- Large blanket or bed sheet
- Ball (optional)
Before you begin
- Use the safety checklist to help you plan and risk assess your activity. Additional help to carry out your risk assessment, including examples can be found here. Don’t forget to make sure all young people and adults involved in the activity know how to take part safely.
- Make sure you’ll have enough adult helpers. You may need some parents and carers to help if you’re short on helpers.
Kandersteg International Scout Centre (KISC), up in the mountains of Switzerland, is the World Scout Centre. It's a place where Scouts across the world have been coming together since 1923.
Planning this activity
- This game works best with teams of around 5 to 10 people.
- If you have a large group, you may want to split into four teams, and bring two sheets.
Playing the game
- Everyone should spend a few minutes finding out each other’s names. A fun way to do this is if everyone could get into a circle and start throwing a ball to each other. When someone catches the ball, they say their name and throw the ball to another person. Keep playing until everyone’s had a turn. To make it harder, you could add in another ball or ask people to shout someone else’s name before throwing the ball to that person.
- When you’re ready, everyone should get into two teams.
- Two people should stand between the two teams. They should hold up a large sheet, so that the two teams can’t see each other. This could be two adult volunteers or one person from each team.
- Next, one person from each team should be chosen to quietly creep up to the sheet and wait behind it.
- When both players are ready and in position, the people holding the sheet should count to 3 and then drop the sheet.
- Each player should try to name the other person as quickly as they can. The aim is to be the first to name the person from the other team.
- Keep playing until everyone’s had at least one turn to be the mystery player.
This game gives everybody the opportunity to learn the names of everyone in their group. Why it’s good to learn each other’s names? How does it make you feel when someone calls you by your name? The game needed you to think quick and shout out the name of the person behind the sheet. Was this easy or hard to do? Did you get the name right every time? How did you work together as a team to guess the right name?
- Active games

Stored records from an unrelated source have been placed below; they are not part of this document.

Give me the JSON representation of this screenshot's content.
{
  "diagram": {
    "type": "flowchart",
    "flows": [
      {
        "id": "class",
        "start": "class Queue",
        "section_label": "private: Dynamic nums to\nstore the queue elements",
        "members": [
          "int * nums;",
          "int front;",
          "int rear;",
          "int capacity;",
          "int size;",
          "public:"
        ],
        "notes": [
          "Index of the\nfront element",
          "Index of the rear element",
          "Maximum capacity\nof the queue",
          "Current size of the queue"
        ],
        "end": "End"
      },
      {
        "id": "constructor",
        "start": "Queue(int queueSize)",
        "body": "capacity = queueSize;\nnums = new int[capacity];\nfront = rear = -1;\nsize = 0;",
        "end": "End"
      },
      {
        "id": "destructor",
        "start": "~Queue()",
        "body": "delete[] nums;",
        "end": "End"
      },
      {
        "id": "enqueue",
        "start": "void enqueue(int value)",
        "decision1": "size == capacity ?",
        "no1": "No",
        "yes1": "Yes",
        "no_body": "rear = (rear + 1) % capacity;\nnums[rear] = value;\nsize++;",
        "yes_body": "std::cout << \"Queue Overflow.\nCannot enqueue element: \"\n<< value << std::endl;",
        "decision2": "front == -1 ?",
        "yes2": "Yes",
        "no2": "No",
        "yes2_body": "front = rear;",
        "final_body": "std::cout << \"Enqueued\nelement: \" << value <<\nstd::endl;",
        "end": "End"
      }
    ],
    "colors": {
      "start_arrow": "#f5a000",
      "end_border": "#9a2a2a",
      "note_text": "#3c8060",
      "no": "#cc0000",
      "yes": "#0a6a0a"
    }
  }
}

The game area should be free of hazards. Explain the rules of the game clearly and have a clear way to communicate that the game must stop when needed. Take a look at our guidance on running active games safely.
- The player who doesn’t win the round could join the opposite team. You could continue to play until all the players are on the same team.

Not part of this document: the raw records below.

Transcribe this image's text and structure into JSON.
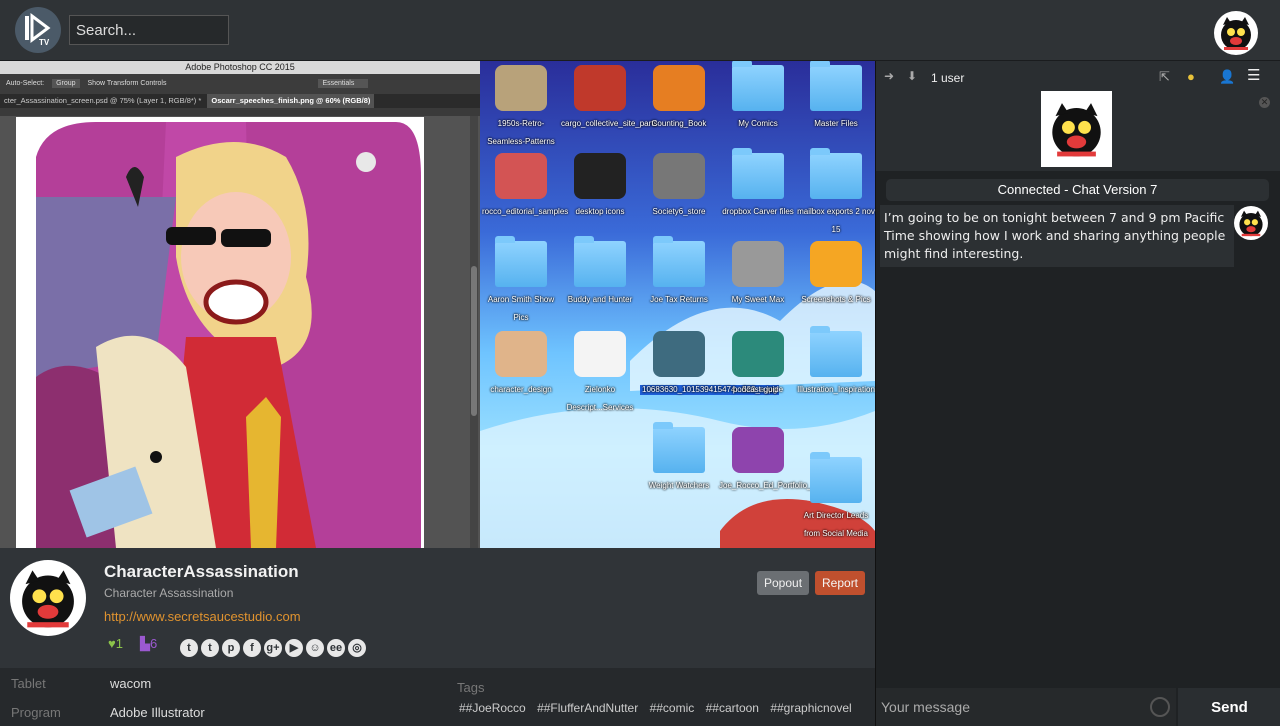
{
  "header": {
    "logo_text": "TV",
    "search_placeholder": "Search..."
  },
  "photoshop": {
    "title": "Adobe Photoshop CC 2015",
    "options": [
      "Auto-Select:",
      "Group",
      "Show Transform Controls",
      "Essentials"
    ],
    "tabs": [
      "cter_Assassination_screen.psd @ 75% (Layer 1, RGB/8*) *",
      "Oscarr_speeches_finish.png @ 60% (RGB/8)"
    ]
  },
  "desktop": {
    "icons": [
      {
        "label": "1950s-Retro-Seamless-Patterns",
        "kind": "image",
        "color": "#b8a27a"
      },
      {
        "label": "cargo_collective_site_parts",
        "kind": "image",
        "color": "#c0392b"
      },
      {
        "label": "Counting_Book",
        "kind": "image",
        "color": "#e67e22"
      },
      {
        "label": "My Comics",
        "kind": "folder"
      },
      {
        "label": "Master Files",
        "kind": "folder"
      },
      {
        "label": "rocco_editorial_samples",
        "kind": "image",
        "color": "#d35454"
      },
      {
        "label": "desktop icons",
        "kind": "image",
        "color": "#222"
      },
      {
        "label": "Society6_store",
        "kind": "image",
        "color": "#777"
      },
      {
        "label": "dropbox Carver files",
        "kind": "folder"
      },
      {
        "label": "mailbox exports 2 nov 15",
        "kind": "folder"
      },
      {
        "label": "Aaron Smith Show Pics",
        "kind": "folder"
      },
      {
        "label": "Buddy and Hunter",
        "kind": "folder"
      },
      {
        "label": "Joe Tax Returns",
        "kind": "folder"
      },
      {
        "label": "My Sweet Max",
        "kind": "image",
        "color": "#999"
      },
      {
        "label": "Screenshots & Pics",
        "kind": "image",
        "color": "#f5a623"
      },
      {
        "label": "character_design",
        "kind": "image",
        "color": "#e0b48a"
      },
      {
        "label": "Zielonko Descript...Services",
        "kind": "image",
        "color": "#f4f4f4"
      },
      {
        "label": "10683630_101539415474...523_o.jpg",
        "kind": "image",
        "color": "#3e6b7f",
        "selected": true
      },
      {
        "label": "podcast-guide",
        "kind": "image",
        "color": "#2c8a7b"
      },
      {
        "label": "Illustration_Inspiration",
        "kind": "folder"
      },
      {
        "label": "Weight Watchers",
        "kind": "folder"
      },
      {
        "label": "Joe_Rocco_Ed_Portfolio_2016.pdf",
        "kind": "image",
        "color": "#8e44ad"
      },
      {
        "label": "Art Director Leads from Social Media",
        "kind": "folder"
      }
    ]
  },
  "channel": {
    "name": "CharacterAssassination",
    "subtitle": "Character Assassination",
    "url": "http://www.secretsaucestudio.com",
    "likes": "1",
    "viewers": "6",
    "popout_label": "Popout",
    "report_label": "Report",
    "socials": [
      "t",
      "t",
      "p",
      "f",
      "g+",
      "▶",
      "☺",
      "ee",
      "◎"
    ],
    "details": [
      {
        "label": "Tablet",
        "value": "wacom"
      },
      {
        "label": "Program",
        "value": "Adobe Illustrator"
      }
    ],
    "tags_label": "Tags",
    "tags": [
      "##JoeRocco",
      "##FlufferAndNutter",
      "##comic",
      "##cartoon",
      "##graphicnovel"
    ]
  },
  "chat": {
    "user_count": "1 user",
    "status": "Connected - Chat Version 7",
    "message": "I’m going to be on tonight between 7 and 9 pm Pacific Time showing how I work and sharing anything people might find interesting.",
    "input_placeholder": "Your message",
    "send_label": "Send"
  }
}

- Teams could score a point each time they win a round. You could set a target so it’s the first group to reach a certain number of points that wins, or you could add up the points earned for a final score once everyone’s had a go to find a winning team.
- This game can be played sitting or standing – whichever way works best for everyone.
- If you’re looking for a name game to play that uses sounds and your hearing to work out who’s who instead, take a look at ‘Skippyroo kangaroo’.
- This could be a good opportunity to learn about sign names, which are used in sign language. A sign name is a special sign used as an easy/unique way to identify someone, instead of fully fingerspelling their name. Find out more about sign names.
All Scout activities should be inclusive and accessible.